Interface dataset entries
▼▼▼

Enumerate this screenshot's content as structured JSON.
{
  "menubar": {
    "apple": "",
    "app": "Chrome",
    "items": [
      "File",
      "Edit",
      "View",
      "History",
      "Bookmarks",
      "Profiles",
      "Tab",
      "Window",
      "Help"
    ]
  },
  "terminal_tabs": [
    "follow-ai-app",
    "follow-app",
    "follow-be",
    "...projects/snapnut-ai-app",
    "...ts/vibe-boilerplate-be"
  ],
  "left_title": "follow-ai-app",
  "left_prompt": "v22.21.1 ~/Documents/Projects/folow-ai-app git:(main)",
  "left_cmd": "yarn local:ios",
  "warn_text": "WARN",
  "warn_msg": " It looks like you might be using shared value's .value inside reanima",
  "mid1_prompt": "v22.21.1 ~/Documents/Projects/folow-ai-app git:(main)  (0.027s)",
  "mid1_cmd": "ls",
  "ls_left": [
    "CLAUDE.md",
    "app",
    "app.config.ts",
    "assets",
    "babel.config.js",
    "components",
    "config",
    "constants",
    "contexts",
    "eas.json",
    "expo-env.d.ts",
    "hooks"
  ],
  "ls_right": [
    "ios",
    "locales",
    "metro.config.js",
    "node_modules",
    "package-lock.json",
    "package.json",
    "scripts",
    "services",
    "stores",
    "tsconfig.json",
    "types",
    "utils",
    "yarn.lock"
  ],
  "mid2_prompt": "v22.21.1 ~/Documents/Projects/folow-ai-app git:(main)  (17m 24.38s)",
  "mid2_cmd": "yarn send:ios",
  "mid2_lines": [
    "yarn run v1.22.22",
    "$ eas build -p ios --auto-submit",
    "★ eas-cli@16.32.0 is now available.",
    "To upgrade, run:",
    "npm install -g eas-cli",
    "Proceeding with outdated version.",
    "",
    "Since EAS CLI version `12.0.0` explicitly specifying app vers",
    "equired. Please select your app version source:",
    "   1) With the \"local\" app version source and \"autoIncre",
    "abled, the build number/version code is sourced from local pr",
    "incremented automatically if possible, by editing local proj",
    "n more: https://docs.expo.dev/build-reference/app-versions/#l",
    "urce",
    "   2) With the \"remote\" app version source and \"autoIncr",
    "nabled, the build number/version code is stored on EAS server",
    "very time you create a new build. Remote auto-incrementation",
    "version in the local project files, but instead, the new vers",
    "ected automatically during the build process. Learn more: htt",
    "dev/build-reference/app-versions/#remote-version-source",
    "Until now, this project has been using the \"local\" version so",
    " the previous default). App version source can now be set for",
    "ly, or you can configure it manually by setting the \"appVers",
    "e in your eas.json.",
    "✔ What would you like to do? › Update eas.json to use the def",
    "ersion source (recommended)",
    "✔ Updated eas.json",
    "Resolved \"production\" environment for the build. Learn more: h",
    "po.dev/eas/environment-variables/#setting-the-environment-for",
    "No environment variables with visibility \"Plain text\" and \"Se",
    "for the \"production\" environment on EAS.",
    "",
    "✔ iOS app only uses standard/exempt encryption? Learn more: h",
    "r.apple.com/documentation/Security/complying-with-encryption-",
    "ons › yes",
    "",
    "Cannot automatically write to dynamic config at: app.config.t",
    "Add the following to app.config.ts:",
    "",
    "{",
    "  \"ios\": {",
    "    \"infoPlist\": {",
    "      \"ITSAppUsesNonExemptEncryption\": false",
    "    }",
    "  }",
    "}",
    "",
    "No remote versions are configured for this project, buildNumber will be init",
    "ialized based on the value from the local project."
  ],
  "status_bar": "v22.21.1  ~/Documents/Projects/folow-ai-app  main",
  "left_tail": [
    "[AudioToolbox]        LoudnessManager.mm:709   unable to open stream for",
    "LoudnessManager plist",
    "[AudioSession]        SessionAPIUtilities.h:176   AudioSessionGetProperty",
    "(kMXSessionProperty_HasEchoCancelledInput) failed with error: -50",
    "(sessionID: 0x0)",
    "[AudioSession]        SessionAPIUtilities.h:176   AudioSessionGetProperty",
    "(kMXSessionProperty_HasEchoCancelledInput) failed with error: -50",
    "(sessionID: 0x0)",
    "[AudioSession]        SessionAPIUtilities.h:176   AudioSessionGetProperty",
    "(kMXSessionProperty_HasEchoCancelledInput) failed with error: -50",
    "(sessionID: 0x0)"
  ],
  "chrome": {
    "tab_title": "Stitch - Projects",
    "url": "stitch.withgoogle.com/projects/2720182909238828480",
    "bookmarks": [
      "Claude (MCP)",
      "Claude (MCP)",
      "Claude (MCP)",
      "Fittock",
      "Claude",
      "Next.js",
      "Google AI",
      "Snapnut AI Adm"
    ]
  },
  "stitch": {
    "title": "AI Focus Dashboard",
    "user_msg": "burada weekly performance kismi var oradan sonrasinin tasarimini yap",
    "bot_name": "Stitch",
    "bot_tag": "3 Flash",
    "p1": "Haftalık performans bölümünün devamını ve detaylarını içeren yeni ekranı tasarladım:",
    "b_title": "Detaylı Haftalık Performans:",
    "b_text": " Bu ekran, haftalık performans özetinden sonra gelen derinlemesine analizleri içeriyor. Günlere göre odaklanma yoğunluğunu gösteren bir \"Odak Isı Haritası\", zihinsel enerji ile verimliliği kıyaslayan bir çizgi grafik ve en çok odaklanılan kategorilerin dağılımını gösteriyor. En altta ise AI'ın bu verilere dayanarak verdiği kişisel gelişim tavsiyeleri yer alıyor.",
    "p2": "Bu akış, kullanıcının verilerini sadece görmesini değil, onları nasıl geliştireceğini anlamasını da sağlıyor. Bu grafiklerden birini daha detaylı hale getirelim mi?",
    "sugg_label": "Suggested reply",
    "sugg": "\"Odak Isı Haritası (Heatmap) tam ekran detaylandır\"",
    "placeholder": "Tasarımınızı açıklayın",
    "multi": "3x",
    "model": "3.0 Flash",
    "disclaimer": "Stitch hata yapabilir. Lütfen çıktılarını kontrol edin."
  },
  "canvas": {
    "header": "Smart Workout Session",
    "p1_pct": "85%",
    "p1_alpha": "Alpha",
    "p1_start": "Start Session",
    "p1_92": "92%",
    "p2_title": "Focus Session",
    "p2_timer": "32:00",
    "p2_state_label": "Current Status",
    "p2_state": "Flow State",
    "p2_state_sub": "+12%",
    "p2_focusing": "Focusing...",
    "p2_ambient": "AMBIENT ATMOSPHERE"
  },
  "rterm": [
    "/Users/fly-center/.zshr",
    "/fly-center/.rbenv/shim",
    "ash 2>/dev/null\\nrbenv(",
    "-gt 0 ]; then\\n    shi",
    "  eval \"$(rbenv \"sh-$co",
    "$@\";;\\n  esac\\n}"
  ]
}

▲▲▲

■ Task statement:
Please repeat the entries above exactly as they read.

■ Completed task:
Enumerate this screenshot's content as structured JSON.
{
  "menubar": {
    "apple": "",
    "app": "Chrome",
    "items": [
      "File",
      "Edit",
      "View",
      "History",
      "Bookmarks",
      "Profiles",
      "Tab",
      "Window",
      "Help"
    ]
  },
  "terminal_tabs": [
    "follow-ai-app",
    "follow-app",
    "follow-be",
    "...projects/snapnut-ai-app",
    "...ts/vibe-boilerplate-be"
  ],
  "left_title": "follow-ai-app",
  "left_prompt": "v22.21.1 ~/Documents/Projects/folow-ai-app git:(main)",
  "left_cmd": "yarn local:ios",
  "warn_text": "WARN",
  "warn_msg": " It looks like you might be using shared value's .value inside reanima",
  "mid1_prompt": "v22.21.1 ~/Documents/Projects/folow-ai-app git:(main)  (0.027s)",
  "mid1_cmd": "ls",
  "ls_left": [
    "CLAUDE.md",
    "app",
    "app.config.ts",
    "assets",
    "babel.config.js",
    "components",
    "config",
    "constants",
    "contexts",
    "eas.json",
    "expo-env.d.ts",
    "hooks"
  ],
  "ls_right": [
    "ios",
    "locales",
    "metro.config.js",
    "node_modules",
    "package-lock.json",
    "package.json",
    "scripts",
    "services",
    "stores",
    "tsconfig.json",
    "types",
    "utils",
    "yarn.lock"
  ],
  "mid2_prompt": "v22.21.1 ~/Documents/Projects/folow-ai-app git:(main)  (17m 24.38s)",
  "mid2_cmd": "yarn send:ios",
  "mid2_lines": [
    "yarn run v1.22.22",
    "$ eas build -p ios --auto-submit",
    "★ eas-cli@16.32.0 is now available.",
    "To upgrade, run:",
    "npm install -g eas-cli",
    "Proceeding with outdated version.",
    "",
    "Since EAS CLI version `12.0.0` explicitly specifying app vers",
    "equired. Please select your app version source:",
    "   1) With the \"local\" app version source and \"autoIncre",
    "abled, the build number/version code is sourced from local pr",
    "incremented automatically if possible, by editing local proj",
    "n more: https://docs.expo.dev/build-reference/app-versions/#l",
    "urce",
    "   2) With the \"remote\" app version source and \"autoIncr",
    "nabled, the build number/version code is stored on EAS server",
    "very time you create a new build. Remote auto-incrementation",
    "version in the local project files, but instead, the new vers",
    "ected automatically during the build process. Learn more: htt",
    "dev/build-reference/app-versions/#remote-version-source",
    "Until now, this project has been using the \"local\" version so",
    " the previous default). App version source can now be set for",
    "ly, or you can configure it manually by setting the \"appVers",
    "e in your eas.json.",
    "✔ What would you like to do? › Update eas.json to use the def",
    "ersion source (recommended)",
    "✔ Updated eas.json",
    "Resolved \"production\" environment for the build. Learn more: h",
    "po.dev/eas/environment-variables/#setting-the-environment-for",
    "No environment variables with visibility \"Plain text\" and \"Se",
    "for the \"production\" environment on EAS.",
    "",
    "✔ iOS app only uses standard/exempt encryption? Learn more: h",
    "r.apple.com/documentation/Security/complying-with-encryption-",
    "ons › yes",
    "",
    "Cannot automatically write to dynamic config at: app.config.t",
    "Add the following to app.config.ts:",
    "",
    "{",
    "  \"ios\": {",
    "    \"infoPlist\": {",
    "      \"ITSAppUsesNonExemptEncryption\": false",
    "    }",
    "  }",
    "}",
    "",
    "No remote versions are configured for this project, buildNumber will be init",
    "ialized based on the value from the local project."
  ],
  "status_bar": "v22.21.1  ~/Documents/Projects/folow-ai-app  main",
  "left_tail": [
    "[AudioToolbox]        LoudnessManager.mm:709   unable to open stream for",
    "LoudnessManager plist",
    "[AudioSession]        SessionAPIUtilities.h:176   AudioSessionGetProperty",
    "(kMXSessionProperty_HasEchoCancelledInput) failed with error: -50",
    "(sessionID: 0x0)",
    "[AudioSession]        SessionAPIUtilities.h:176   AudioSessionGetProperty",
    "(kMXSessionProperty_HasEchoCancelledInput) failed with error: -50",
    "(sessionID: 0x0)",
    "[AudioSession]        SessionAPIUtilities.h:176   AudioSessionGetProperty",
    "(kMXSessionProperty_HasEchoCancelledInput) failed with error: -50",
    "(sessionID: 0x0)"
  ],
  "chrome": {
    "tab_title": "Stitch - Projects",
    "url": "stitch.withgoogle.com/projects/2720182909238828480",
    "bookmarks": [
      "Claude (MCP)",
      "Claude (MCP)",
      "Claude (MCP)",
      "Fittock",
      "Claude",
      "Next.js",
      "Google AI",
      "Snapnut AI Adm"
    ]
  },
  "stitch": {
    "title": "AI Focus Dashboard",
    "user_msg": "burada weekly performance kismi var oradan sonrasinin tasarimini yap",
    "bot_name": "Stitch",
    "bot_tag": "3 Flash",
    "p1": "Haftalık performans bölümünün devamını ve detaylarını içeren yeni ekranı tasarladım:",
    "b_title": "Detaylı Haftalık Performans:",
    "b_text": " Bu ekran, haftalık performans özetinden sonra gelen derinlemesine analizleri içeriyor. Günlere göre odaklanma yoğunluğunu gösteren bir \"Odak Isı Haritası\", zihinsel enerji ile verimliliği kıyaslayan bir çizgi grafik ve en çok odaklanılan kategorilerin dağılımını gösteriyor. En altta ise AI'ın bu verilere dayanarak verdiği kişisel gelişim tavsiyeleri yer alıyor.",
    "p2": "Bu akış, kullanıcının verilerini sadece görmesini değil, onları nasıl geliştireceğini anlamasını da sağlıyor. Bu grafiklerden birini daha detaylı hale getirelim mi?",
    "sugg_label": "Suggested reply",
    "sugg": "\"Odak Isı Haritası (Heatmap) tam ekran detaylandır\"",
    "placeholder": "Tasarımınızı açıklayın",
    "multi": "3x",
    "model": "3.0 Flash",
    "disclaimer": "Stitch hata yapabilir. Lütfen çıktılarını kontrol edin."
  },
  "canvas": {
    "header": "Smart Workout Session",
    "p1_pct": "85%",
    "p1_alpha": "Alpha",
    "p1_start": "Start Session",
    "p1_92": "92%",
    "p2_title": "Focus Session",
    "p2_timer": "32:00",
    "p2_state_label": "Current Status",
    "p2_state": "Flow State",
    "p2_state_sub": "+12%",
    "p2_focusing": "Focusing...",
    "p2_ambient": "AMBIENT ATMOSPHERE"
  },
  "rterm": [
    "/Users/fly-center/.zshr",
    "/fly-center/.rbenv/shim",
    "ash 2>/dev/null\\nrbenv(",
    "-gt 0 ]; then\\n    shi",
    "  eval \"$(rbenv \"sh-$co",
    "$@\";;\\n  esac\\n}"
  ]
}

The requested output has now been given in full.